> **Extracted information**:
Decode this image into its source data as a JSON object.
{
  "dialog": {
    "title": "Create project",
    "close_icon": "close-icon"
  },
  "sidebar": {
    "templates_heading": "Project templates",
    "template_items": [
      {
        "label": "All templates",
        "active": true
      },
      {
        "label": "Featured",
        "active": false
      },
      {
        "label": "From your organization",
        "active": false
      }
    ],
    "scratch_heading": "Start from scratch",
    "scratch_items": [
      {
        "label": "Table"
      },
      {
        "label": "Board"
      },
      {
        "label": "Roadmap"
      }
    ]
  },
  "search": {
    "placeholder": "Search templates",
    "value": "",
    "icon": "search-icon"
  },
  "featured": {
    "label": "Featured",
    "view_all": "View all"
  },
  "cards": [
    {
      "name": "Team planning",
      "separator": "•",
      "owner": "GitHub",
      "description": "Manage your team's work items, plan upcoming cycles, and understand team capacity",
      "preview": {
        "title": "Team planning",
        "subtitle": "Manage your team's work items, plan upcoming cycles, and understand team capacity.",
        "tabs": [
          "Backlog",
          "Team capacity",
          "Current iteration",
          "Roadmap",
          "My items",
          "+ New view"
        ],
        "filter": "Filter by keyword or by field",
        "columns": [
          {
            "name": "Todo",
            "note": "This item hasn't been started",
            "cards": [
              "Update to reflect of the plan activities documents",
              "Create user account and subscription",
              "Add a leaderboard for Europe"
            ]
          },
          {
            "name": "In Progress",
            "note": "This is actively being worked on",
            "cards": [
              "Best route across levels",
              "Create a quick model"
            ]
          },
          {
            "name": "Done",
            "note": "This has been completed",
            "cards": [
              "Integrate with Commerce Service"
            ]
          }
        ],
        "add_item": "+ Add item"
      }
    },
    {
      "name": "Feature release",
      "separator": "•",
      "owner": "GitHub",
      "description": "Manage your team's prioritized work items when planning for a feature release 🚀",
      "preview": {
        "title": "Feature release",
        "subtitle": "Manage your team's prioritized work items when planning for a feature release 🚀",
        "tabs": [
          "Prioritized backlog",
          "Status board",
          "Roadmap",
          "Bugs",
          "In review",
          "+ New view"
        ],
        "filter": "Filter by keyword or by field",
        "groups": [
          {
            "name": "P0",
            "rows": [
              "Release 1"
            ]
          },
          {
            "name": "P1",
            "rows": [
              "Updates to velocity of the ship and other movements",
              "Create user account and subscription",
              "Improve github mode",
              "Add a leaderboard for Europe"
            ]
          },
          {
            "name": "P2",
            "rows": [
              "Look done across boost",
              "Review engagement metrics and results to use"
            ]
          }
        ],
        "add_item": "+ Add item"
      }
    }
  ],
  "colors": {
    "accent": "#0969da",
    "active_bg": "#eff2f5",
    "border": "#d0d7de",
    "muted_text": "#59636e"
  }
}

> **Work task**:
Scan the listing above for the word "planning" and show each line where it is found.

> **Exercise answer**:
      "name": "Team planning",
        "title": "Team planning",
      "description": "Manage your team's prioritized work items when planning for a feature release 🚀",
        "subtitle": "Manage your team's prioritized work items when planning for a feature release 🚀",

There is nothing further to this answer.